Aim of the task: The entries are to be output once more, word for word.

________________

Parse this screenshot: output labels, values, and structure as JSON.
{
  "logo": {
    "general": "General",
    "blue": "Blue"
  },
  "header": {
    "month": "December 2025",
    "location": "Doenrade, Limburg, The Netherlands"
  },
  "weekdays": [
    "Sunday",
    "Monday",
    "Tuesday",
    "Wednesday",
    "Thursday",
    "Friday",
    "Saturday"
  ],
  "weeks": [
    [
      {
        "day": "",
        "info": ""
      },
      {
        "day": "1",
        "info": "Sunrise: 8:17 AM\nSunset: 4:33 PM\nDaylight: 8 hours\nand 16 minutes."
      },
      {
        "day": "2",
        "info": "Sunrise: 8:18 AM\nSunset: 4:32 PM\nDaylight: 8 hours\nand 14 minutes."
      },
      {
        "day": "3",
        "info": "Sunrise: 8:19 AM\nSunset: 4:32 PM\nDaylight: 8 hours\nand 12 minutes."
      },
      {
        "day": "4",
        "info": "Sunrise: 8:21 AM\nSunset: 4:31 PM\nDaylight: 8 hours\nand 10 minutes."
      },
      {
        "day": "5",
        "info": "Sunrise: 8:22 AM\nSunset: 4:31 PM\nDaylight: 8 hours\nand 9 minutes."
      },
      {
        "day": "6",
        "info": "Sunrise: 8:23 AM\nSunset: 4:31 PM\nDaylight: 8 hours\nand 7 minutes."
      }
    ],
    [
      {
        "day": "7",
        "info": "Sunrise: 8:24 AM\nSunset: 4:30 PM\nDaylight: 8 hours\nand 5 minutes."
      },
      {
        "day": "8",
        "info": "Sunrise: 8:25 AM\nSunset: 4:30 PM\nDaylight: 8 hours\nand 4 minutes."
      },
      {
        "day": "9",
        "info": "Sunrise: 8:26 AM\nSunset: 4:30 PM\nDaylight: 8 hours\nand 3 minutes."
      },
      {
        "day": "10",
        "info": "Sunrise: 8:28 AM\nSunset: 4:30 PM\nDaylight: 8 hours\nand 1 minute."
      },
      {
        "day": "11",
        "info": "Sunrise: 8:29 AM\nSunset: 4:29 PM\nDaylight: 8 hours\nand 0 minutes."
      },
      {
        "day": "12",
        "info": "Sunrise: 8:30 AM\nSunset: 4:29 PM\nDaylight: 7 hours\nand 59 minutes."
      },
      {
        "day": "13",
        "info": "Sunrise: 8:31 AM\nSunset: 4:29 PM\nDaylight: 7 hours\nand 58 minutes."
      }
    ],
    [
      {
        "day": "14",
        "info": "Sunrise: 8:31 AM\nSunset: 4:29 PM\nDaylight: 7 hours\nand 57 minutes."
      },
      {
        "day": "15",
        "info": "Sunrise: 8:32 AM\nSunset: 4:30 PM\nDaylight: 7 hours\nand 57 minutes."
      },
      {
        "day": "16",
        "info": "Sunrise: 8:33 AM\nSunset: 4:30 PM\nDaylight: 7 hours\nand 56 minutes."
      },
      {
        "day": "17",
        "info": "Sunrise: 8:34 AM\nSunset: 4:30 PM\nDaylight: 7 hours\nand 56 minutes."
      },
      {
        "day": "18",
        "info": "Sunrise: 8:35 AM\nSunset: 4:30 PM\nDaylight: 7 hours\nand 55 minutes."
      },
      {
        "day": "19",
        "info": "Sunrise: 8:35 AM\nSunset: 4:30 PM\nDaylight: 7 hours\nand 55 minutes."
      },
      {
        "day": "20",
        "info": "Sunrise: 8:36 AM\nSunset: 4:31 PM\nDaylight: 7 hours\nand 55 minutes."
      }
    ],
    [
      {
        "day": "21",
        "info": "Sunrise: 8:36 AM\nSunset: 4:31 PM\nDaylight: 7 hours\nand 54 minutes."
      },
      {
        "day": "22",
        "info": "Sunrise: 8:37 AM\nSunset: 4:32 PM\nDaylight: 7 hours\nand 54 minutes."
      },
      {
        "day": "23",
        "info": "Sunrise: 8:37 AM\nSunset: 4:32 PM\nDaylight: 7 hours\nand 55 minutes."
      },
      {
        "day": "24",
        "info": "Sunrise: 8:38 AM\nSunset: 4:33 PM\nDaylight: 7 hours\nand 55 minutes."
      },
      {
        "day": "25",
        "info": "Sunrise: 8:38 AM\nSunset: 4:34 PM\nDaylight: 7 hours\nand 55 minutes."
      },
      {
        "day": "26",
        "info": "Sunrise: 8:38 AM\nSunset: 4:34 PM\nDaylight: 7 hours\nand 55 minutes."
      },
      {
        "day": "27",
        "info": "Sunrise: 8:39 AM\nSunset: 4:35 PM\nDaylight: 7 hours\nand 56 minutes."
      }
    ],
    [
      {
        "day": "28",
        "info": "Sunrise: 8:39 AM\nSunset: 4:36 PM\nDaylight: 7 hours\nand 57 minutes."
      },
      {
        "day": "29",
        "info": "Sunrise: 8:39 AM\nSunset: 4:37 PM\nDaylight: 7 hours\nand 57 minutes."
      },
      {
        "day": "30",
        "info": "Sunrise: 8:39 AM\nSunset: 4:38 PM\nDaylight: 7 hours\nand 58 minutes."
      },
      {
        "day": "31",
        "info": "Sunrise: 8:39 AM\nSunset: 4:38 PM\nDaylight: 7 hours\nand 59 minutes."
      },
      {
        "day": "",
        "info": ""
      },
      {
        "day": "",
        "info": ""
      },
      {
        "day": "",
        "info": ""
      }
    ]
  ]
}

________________

Written solution:
Parse this screenshot: output labels, values, and structure as JSON.
{
  "logo": {
    "general": "General",
    "blue": "Blue"
  },
  "header": {
    "month": "December 2025",
    "location": "Doenrade, Limburg, The Netherlands"
  },
  "weekdays": [
    "Sunday",
    "Monday",
    "Tuesday",
    "Wednesday",
    "Thursday",
    "Friday",
    "Saturday"
  ],
  "weeks": [
    [
      {
        "day": "",
        "info": ""
      },
      {
        "day": "1",
        "info": "Sunrise: 8:17 AM\nSunset: 4:33 PM\nDaylight: 8 hours\nand 16 minutes."
      },
      {
        "day": "2",
        "info": "Sunrise: 8:18 AM\nSunset: 4:32 PM\nDaylight: 8 hours\nand 14 minutes."
      },
      {
        "day": "3",
        "info": "Sunrise: 8:19 AM\nSunset: 4:32 PM\nDaylight: 8 hours\nand 12 minutes."
      },
      {
        "day": "4",
        "info": "Sunrise: 8:21 AM\nSunset: 4:31 PM\nDaylight: 8 hours\nand 10 minutes."
      },
      {
        "day": "5",
        "info": "Sunrise: 8:22 AM\nSunset: 4:31 PM\nDaylight: 8 hours\nand 9 minutes."
      },
      {
        "day": "6",
        "info": "Sunrise: 8:23 AM\nSunset: 4:31 PM\nDaylight: 8 hours\nand 7 minutes."
      }
    ],
    [
      {
        "day": "7",
        "info": "Sunrise: 8:24 AM\nSunset: 4:30 PM\nDaylight: 8 hours\nand 5 minutes."
      },
      {
        "day": "8",
        "info": "Sunrise: 8:25 AM\nSunset: 4:30 PM\nDaylight: 8 hours\nand 4 minutes."
      },
      {
        "day": "9",
        "info": "Sunrise: 8:26 AM\nSunset: 4:30 PM\nDaylight: 8 hours\nand 3 minutes."
      },
      {
        "day": "10",
        "info": "Sunrise: 8:28 AM\nSunset: 4:30 PM\nDaylight: 8 hours\nand 1 minute."
      },
      {
        "day": "11",
        "info": "Sunrise: 8:29 AM\nSunset: 4:29 PM\nDaylight: 8 hours\nand 0 minutes."
      },
      {
        "day": "12",
        "info": "Sunrise: 8:30 AM\nSunset: 4:29 PM\nDaylight: 7 hours\nand 59 minutes."
      },
      {
        "day": "13",
        "info": "Sunrise: 8:31 AM\nSunset: 4:29 PM\nDaylight: 7 hours\nand 58 minutes."
      }
    ],
    [
      {
        "day": "14",
        "info": "Sunrise: 8:31 AM\nSunset: 4:29 PM\nDaylight: 7 hours\nand 57 minutes."
      },
      {
        "day": "15",
        "info": "Sunrise: 8:32 AM\nSunset: 4:30 PM\nDaylight: 7 hours\nand 57 minutes."
      },
      {
        "day": "16",
        "info": "Sunrise: 8:33 AM\nSunset: 4:30 PM\nDaylight: 7 hours\nand 56 minutes."
      },
      {
        "day": "17",
        "info": "Sunrise: 8:34 AM\nSunset: 4:30 PM\nDaylight: 7 hours\nand 56 minutes."
      },
      {
        "day": "18",
        "info": "Sunrise: 8:35 AM\nSunset: 4:30 PM\nDaylight: 7 hours\nand 55 minutes."
      },
      {
        "day": "19",
        "info": "Sunrise: 8:35 AM\nSunset: 4:30 PM\nDaylight: 7 hours\nand 55 minutes."
      },
      {
        "day": "20",
        "info": "Sunrise: 8:36 AM\nSunset: 4:31 PM\nDaylight: 7 hours\nand 55 minutes."
      }
    ],
    [
      {
        "day": "21",
        "info": "Sunrise: 8:36 AM\nSunset: 4:31 PM\nDaylight: 7 hours\nand 54 minutes."
      },
      {
        "day": "22",
        "info": "Sunrise: 8:37 AM\nSunset: 4:32 PM\nDaylight: 7 hours\nand 54 minutes."
      },
      {
        "day": "23",
        "info": "Sunrise: 8:37 AM\nSunset: 4:32 PM\nDaylight: 7 hours\nand 55 minutes."
      },
      {
        "day": "24",
        "info": "Sunrise: 8:38 AM\nSunset: 4:33 PM\nDaylight: 7 hours\nand 55 minutes."
      },
      {
        "day": "25",
        "info": "Sunrise: 8:38 AM\nSunset: 4:34 PM\nDaylight: 7 hours\nand 55 minutes."
      },
      {
        "day": "26",
        "info": "Sunrise: 8:38 AM\nSunset: 4:34 PM\nDaylight: 7 hours\nand 55 minutes."
      },
      {
        "day": "27",
        "info": "Sunrise: 8:39 AM\nSunset: 4:35 PM\nDaylight: 7 hours\nand 56 minutes."
      }
    ],
    [
      {
        "day": "28",
        "info": "Sunrise: 8:39 AM\nSunset: 4:36 PM\nDaylight: 7 hours\nand 57 minutes."
      },
      {
        "day": "29",
        "info": "Sunrise: 8:39 AM\nSunset: 4:37 PM\nDaylight: 7 hours\nand 57 minutes."
      },
      {
        "day": "30",
        "info": "Sunrise: 8:39 AM\nSunset: 4:38 PM\nDaylight: 7 hours\nand 58 minutes."
      },
      {
        "day": "31",
        "info": "Sunrise: 8:39 AM\nSunset: 4:38 PM\nDaylight: 7 hours\nand 59 minutes."
      },
      {
        "day": "",
        "info": ""
      },
      {
        "day": "",
        "info": ""
      },
      {
        "day": "",
        "info": ""
      }
    ]
  ]
}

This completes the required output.